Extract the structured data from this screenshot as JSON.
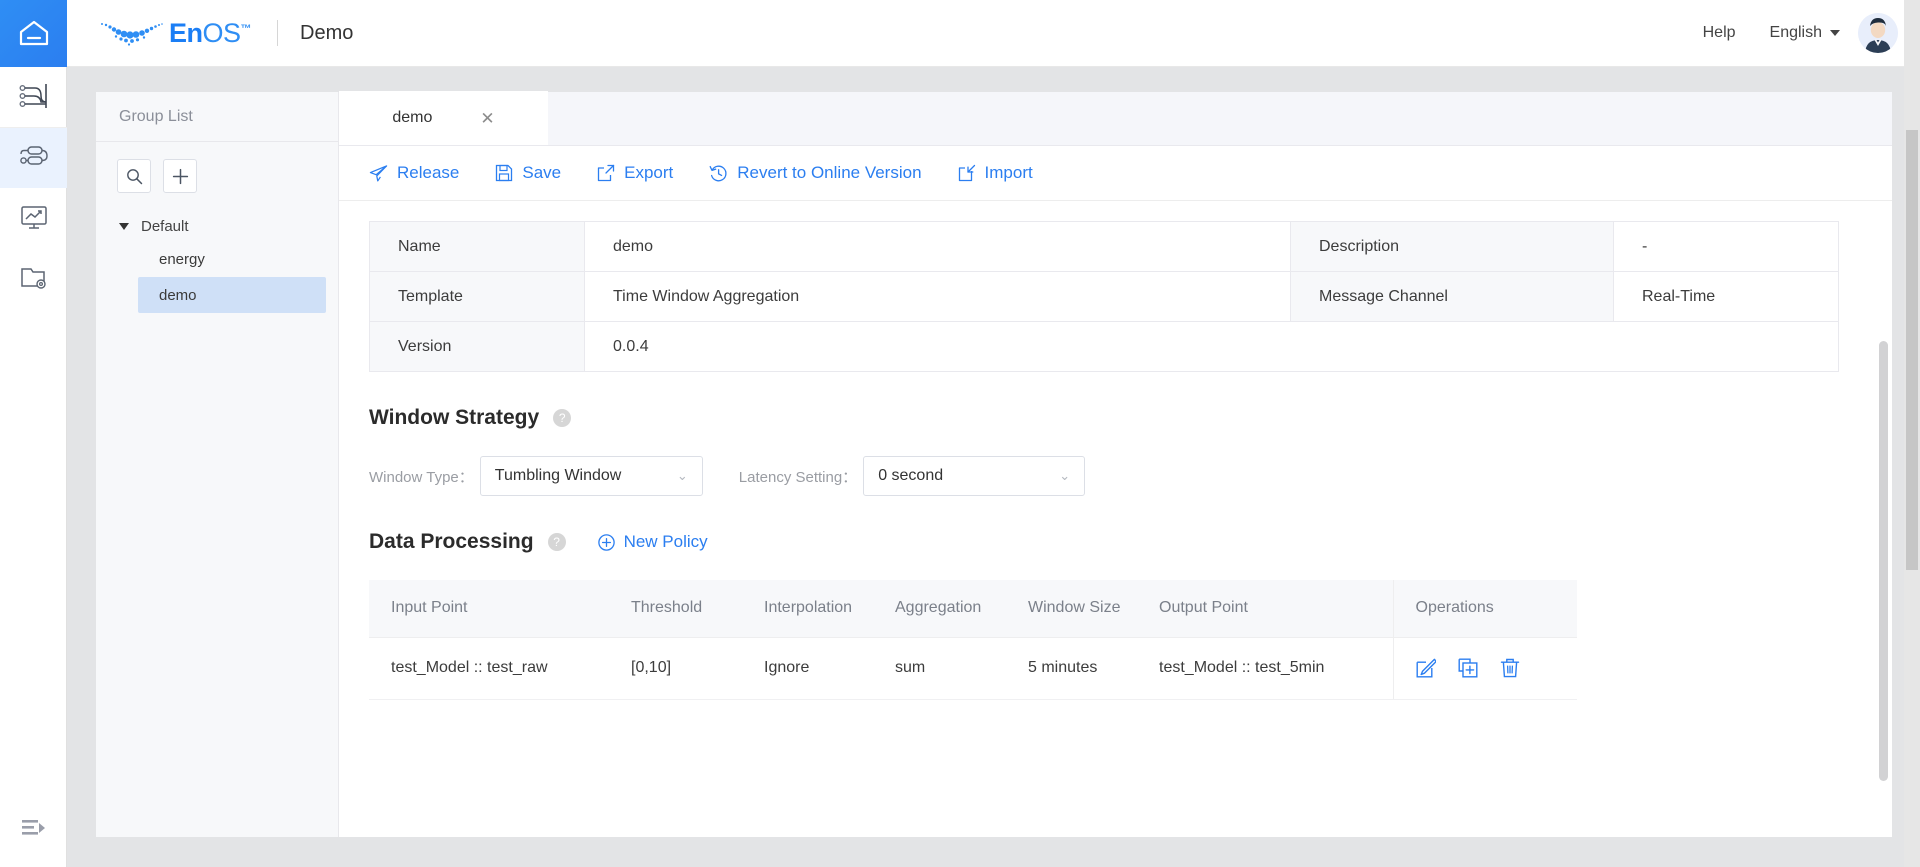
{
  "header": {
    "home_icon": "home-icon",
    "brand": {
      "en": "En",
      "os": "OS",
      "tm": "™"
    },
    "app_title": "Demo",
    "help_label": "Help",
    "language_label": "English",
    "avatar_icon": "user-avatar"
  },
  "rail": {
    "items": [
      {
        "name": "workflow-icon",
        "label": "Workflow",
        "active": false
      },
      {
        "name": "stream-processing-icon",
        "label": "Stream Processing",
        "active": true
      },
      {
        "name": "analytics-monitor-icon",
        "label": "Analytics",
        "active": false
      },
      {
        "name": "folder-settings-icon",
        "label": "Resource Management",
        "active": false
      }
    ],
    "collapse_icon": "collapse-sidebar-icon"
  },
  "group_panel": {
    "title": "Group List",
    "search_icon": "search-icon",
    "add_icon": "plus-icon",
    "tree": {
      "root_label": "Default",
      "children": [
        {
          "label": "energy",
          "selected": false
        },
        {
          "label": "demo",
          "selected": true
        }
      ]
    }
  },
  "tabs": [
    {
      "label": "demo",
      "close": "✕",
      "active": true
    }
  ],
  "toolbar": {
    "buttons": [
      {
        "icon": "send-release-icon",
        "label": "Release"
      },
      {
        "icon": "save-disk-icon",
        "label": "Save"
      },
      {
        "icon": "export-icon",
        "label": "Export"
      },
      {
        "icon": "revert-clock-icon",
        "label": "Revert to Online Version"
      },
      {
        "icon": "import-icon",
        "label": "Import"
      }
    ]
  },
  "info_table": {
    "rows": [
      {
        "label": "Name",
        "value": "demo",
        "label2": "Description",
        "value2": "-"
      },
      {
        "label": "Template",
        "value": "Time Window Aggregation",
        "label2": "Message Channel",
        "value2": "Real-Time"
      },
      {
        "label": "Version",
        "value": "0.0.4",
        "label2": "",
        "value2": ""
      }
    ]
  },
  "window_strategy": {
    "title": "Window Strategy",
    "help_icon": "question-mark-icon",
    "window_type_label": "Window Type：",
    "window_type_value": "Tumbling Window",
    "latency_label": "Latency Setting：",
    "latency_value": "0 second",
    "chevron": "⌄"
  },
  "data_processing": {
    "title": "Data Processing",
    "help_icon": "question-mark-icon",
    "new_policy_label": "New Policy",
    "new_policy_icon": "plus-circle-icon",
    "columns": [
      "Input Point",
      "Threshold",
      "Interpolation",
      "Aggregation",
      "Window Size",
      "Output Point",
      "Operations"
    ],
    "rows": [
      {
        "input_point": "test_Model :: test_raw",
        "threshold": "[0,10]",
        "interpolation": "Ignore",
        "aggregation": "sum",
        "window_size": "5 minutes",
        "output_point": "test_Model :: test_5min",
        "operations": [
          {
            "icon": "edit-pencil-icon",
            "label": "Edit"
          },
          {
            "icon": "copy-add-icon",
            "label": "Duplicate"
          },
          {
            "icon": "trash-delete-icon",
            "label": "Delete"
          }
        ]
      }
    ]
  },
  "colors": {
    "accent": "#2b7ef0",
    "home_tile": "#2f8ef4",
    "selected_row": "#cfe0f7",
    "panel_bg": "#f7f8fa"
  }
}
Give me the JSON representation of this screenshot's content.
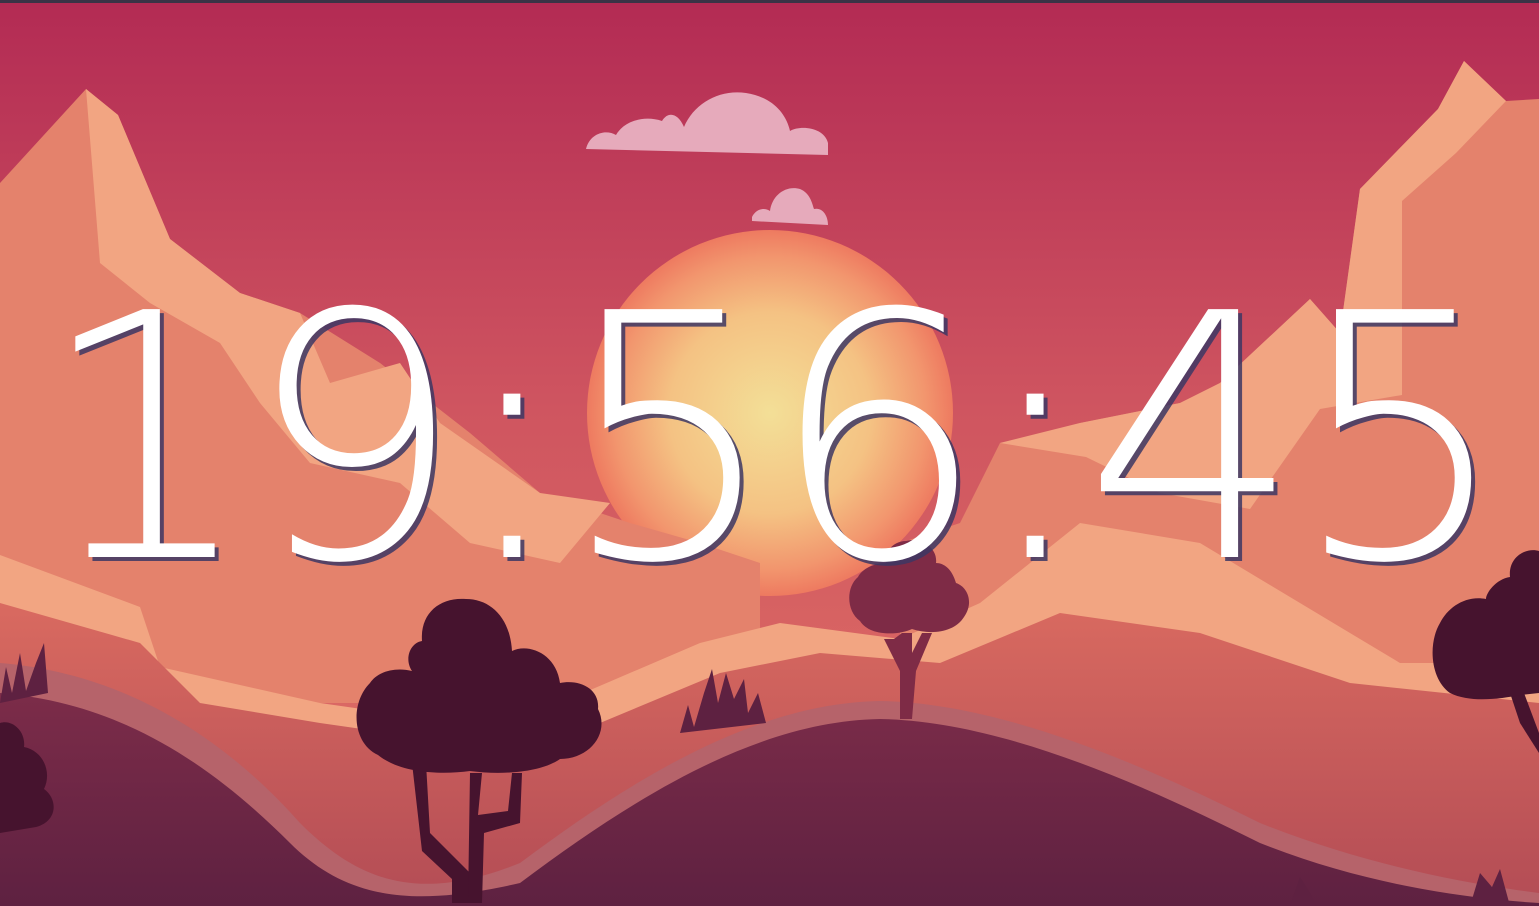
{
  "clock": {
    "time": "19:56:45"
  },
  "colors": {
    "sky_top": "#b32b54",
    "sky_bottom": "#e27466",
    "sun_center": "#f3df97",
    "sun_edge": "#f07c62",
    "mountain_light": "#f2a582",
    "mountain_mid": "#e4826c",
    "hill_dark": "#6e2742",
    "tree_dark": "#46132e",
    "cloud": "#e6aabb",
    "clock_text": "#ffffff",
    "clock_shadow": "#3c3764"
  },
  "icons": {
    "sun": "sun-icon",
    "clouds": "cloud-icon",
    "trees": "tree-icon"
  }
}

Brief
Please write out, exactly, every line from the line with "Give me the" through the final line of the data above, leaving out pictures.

Response to this task
Give me the JSON representation of this screenshot's content.
{
  "clock": {
    "time": "19:56:45"
  },
  "colors": {
    "sky_top": "#b32b54",
    "sky_bottom": "#e27466",
    "sun_center": "#f3df97",
    "sun_edge": "#f07c62",
    "mountain_light": "#f2a582",
    "mountain_mid": "#e4826c",
    "hill_dark": "#6e2742",
    "tree_dark": "#46132e",
    "cloud": "#e6aabb",
    "clock_text": "#ffffff",
    "clock_shadow": "#3c3764"
  },
  "icons": {
    "sun": "sun-icon",
    "clouds": "cloud-icon",
    "trees": "tree-icon"
  }
}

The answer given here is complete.